Besides baseball and soccer, there are also dozens of other sporting events you can catch throughout the year at the Osaka Dome and other venues. These include a yearly sumo tournament, professional kick boxing and pro wrestling matches, among others. Those wishing to participate in sports are best advised to pay a visit to Maishima Outdoor Activities Center where, besides camping grounds and picnic areas, there are numerous facilities for various amateur sports. As well, the Osaka Pool in Minami-ku has world-class facilities for competition swimming that are open to the public all year, and ice skating in the Winter.
Music and Theater
On a more cultural level, Osaka is well-known for its live entertainment, both music and theater. One of the more prestigious locations to catch live music is the Blue Note Osaka, where only the best jazz, R&B, blues and rock bands headline.
A few other popular live houses where you can catch some high-energy rock shows include Shinsaibashi Muse Hall, Rockets, Umeda Heat Beat, and Bayside Jenny in the Tenpozan area. For easier listening, the Big Cat in the Big Step shopping center frequently hosts musicals and classical concerts, and for the best live comedy acts, the Namba Grand Hanam is legendary.
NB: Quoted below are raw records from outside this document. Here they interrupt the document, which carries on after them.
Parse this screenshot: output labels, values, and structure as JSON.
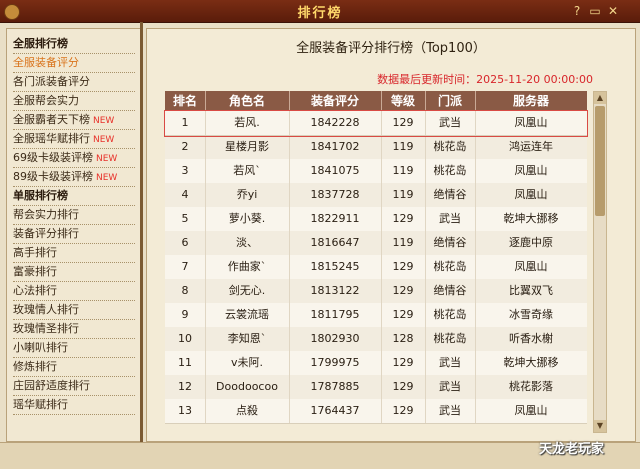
{
  "window": {
    "title": "排行榜"
  },
  "sidebar": {
    "items": [
      {
        "label": "全服排行榜",
        "type": "header"
      },
      {
        "label": "全服装备评分",
        "type": "active"
      },
      {
        "label": "各门派装备评分",
        "type": "item"
      },
      {
        "label": "全服帮会实力",
        "type": "item"
      },
      {
        "label": "全服霸者天下榜",
        "type": "item",
        "badge": "NEW"
      },
      {
        "label": "全服瑶华赋排行",
        "type": "item",
        "badge": "NEW"
      },
      {
        "label": "69级卡级装评榜",
        "type": "item",
        "badge": "NEW"
      },
      {
        "label": "89级卡级装评榜",
        "type": "item",
        "badge": "NEW"
      },
      {
        "label": "单服排行榜",
        "type": "header"
      },
      {
        "label": "帮会实力排行",
        "type": "item"
      },
      {
        "label": "装备评分排行",
        "type": "item"
      },
      {
        "label": "高手排行",
        "type": "item"
      },
      {
        "label": "富豪排行",
        "type": "item"
      },
      {
        "label": "心法排行",
        "type": "item"
      },
      {
        "label": "玫瑰情人排行",
        "type": "item"
      },
      {
        "label": "玫瑰情圣排行",
        "type": "item"
      },
      {
        "label": "小喇叭排行",
        "type": "item"
      },
      {
        "label": "修炼排行",
        "type": "item"
      },
      {
        "label": "庄园舒适度排行",
        "type": "item"
      },
      {
        "label": "瑶华赋排行",
        "type": "item"
      }
    ]
  },
  "main": {
    "title": "全服装备评分排行榜（Top100）",
    "update_time": "数据最后更新时间：2025-11-20 00:00:00"
  },
  "table": {
    "headers": [
      "排名",
      "角色名",
      "装备评分",
      "等级",
      "门派",
      "服务器"
    ],
    "rows": [
      [
        "1",
        "若风.",
        "1842228",
        "129",
        "武当",
        "凤凰山"
      ],
      [
        "2",
        "星楼月影",
        "1841702",
        "119",
        "桃花岛",
        "鸿运连年"
      ],
      [
        "3",
        "若风`",
        "1841075",
        "119",
        "桃花岛",
        "凤凰山"
      ],
      [
        "4",
        "乔yi",
        "1837728",
        "119",
        "绝情谷",
        "凤凰山"
      ],
      [
        "5",
        "萝小葵.",
        "1822911",
        "129",
        "武当",
        "乾坤大挪移"
      ],
      [
        "6",
        "淡、",
        "1816647",
        "119",
        "绝情谷",
        "逐鹿中原"
      ],
      [
        "7",
        "作曲家`",
        "1815245",
        "129",
        "桃花岛",
        "凤凰山"
      ],
      [
        "8",
        "剑无心.",
        "1813122",
        "129",
        "绝情谷",
        "比翼双飞"
      ],
      [
        "9",
        "云裳流瑶",
        "1811795",
        "129",
        "桃花岛",
        "冰雪奇缘"
      ],
      [
        "10",
        "李知恩`",
        "1802930",
        "128",
        "桃花岛",
        "听香水榭"
      ],
      [
        "11",
        "v未阿.",
        "1799975",
        "129",
        "武当",
        "乾坤大挪移"
      ],
      [
        "12",
        "Doodoocoo",
        "1787885",
        "129",
        "武当",
        "桃花影落"
      ],
      [
        "13",
        "点殺",
        "1764437",
        "129",
        "武当",
        "凤凰山"
      ]
    ],
    "selected_row": 0
  },
  "watermark": "天龙老玩家",
  "colors": {
    "accent": "#d9731b",
    "new_badge": "#e8322b",
    "update_time": "#d8262b",
    "header_bg": "#8a5a45"
  }
}
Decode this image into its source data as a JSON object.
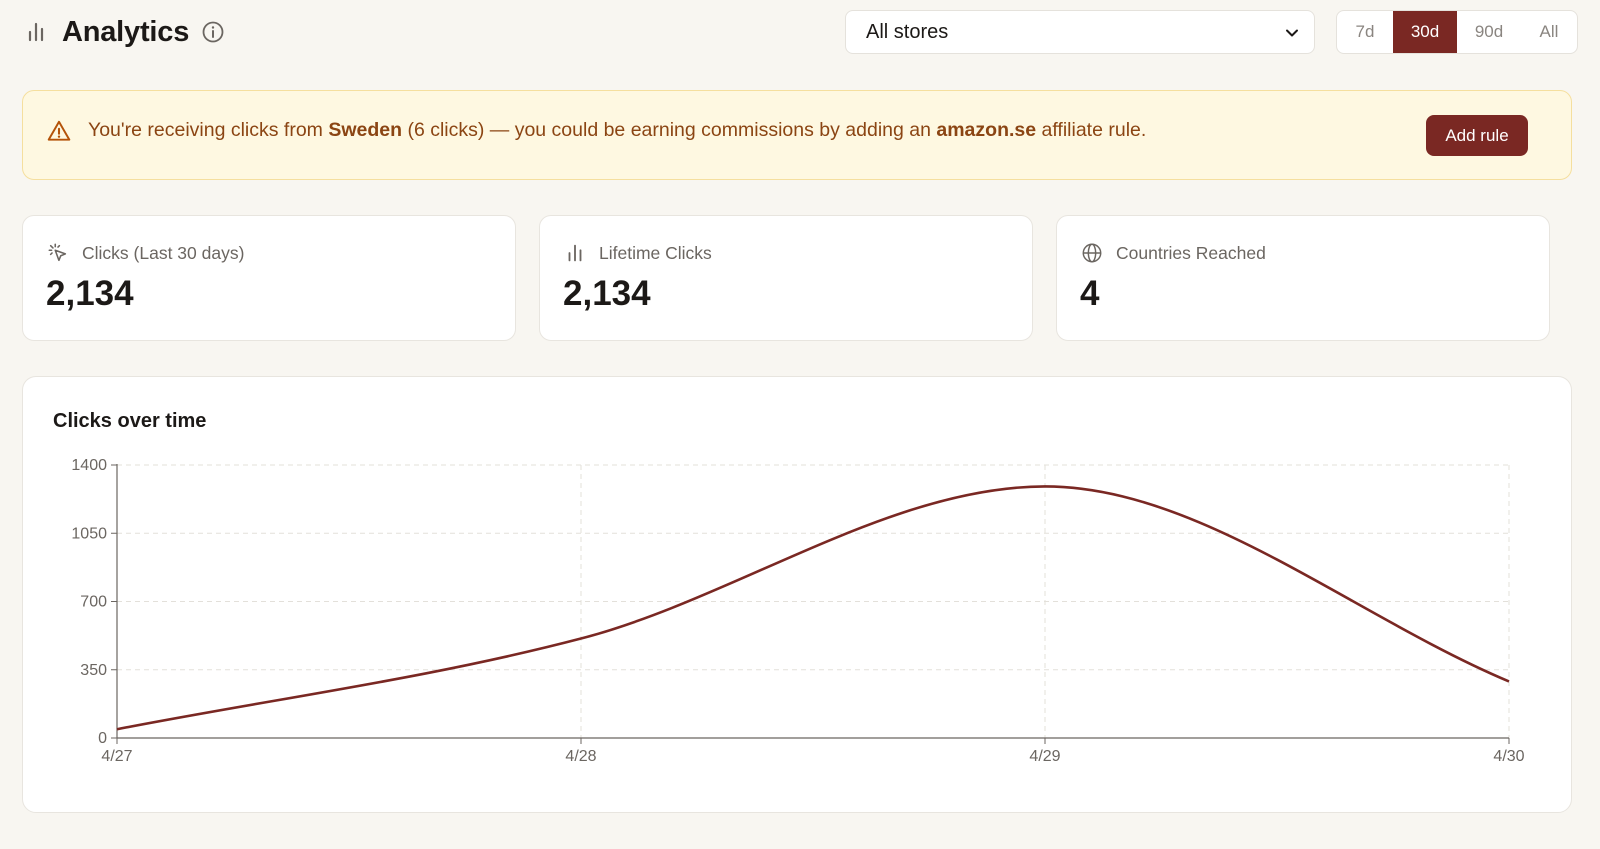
{
  "header": {
    "title": "Analytics",
    "store_select": {
      "value": "All stores"
    },
    "ranges": [
      {
        "label": "7d",
        "active": false
      },
      {
        "label": "30d",
        "active": true
      },
      {
        "label": "90d",
        "active": false
      },
      {
        "label": "All",
        "active": false
      }
    ]
  },
  "alert": {
    "text_1": "You're receiving clicks from ",
    "country": "Sweden",
    "text_2": " (6 clicks) — you could be earning commissions by adding an ",
    "domain": "amazon.se",
    "text_3": " affiliate rule.",
    "button_label": "Add rule"
  },
  "stats": [
    {
      "label": "Clicks (Last 30 days)",
      "value": "2,134",
      "icon": "cursor-click-icon"
    },
    {
      "label": "Lifetime Clicks",
      "value": "2,134",
      "icon": "bar-chart-icon"
    },
    {
      "label": "Countries Reached",
      "value": "4",
      "icon": "globe-icon"
    }
  ],
  "colors": {
    "accent": "#7a2823",
    "alert_bg": "#fef8e1",
    "alert_text": "#8b4513"
  },
  "chart_data": {
    "type": "line",
    "title": "Clicks over time",
    "categories": [
      "4/27",
      "4/28",
      "4/29",
      "4/30"
    ],
    "series": [
      {
        "values": [
          45,
          510,
          1290,
          290
        ]
      }
    ],
    "ylim": [
      0,
      1400
    ],
    "yticks": [
      "0",
      "350",
      "700",
      "1050",
      "1400"
    ],
    "grid": true,
    "curve": "smooth"
  }
}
Numerous comedians and drama acts that are now rooted deeply in Japanese popular culture made their debuts here.
Museums and Galleries
Looking for an educational day out? Look no further than Osaka. For Japanese, Chinese and Korean art, try the Municipal Museum of Fine Art. Another option is to spend an afternoon viewing the fascinating displays of world culture at the National Museum of Ethnology, or to gain some insight into ancient Japanese culture at the Osaka Prefectural Museum of Yayoi Culture. The National Museum of Art, with its contemporary displays, and the Suntory Museum Tempozan, with its 20th Century posters, also come highly recommended.
If you are looking for some simple, free entertainment in the form of people-watching, then the best place for you is the "American Village," or Ame-mura. This area, comprising several square blocks of the Shinsaibashi, is jammed with shopping centers and retail outlets, restaurants and bars, and people from all walks of life, more than you will find anywhere else in the city. It is here, among all the diversity, that you realize Osaka is indeed one of the world's largest cities and a delightfully entertaining one at that!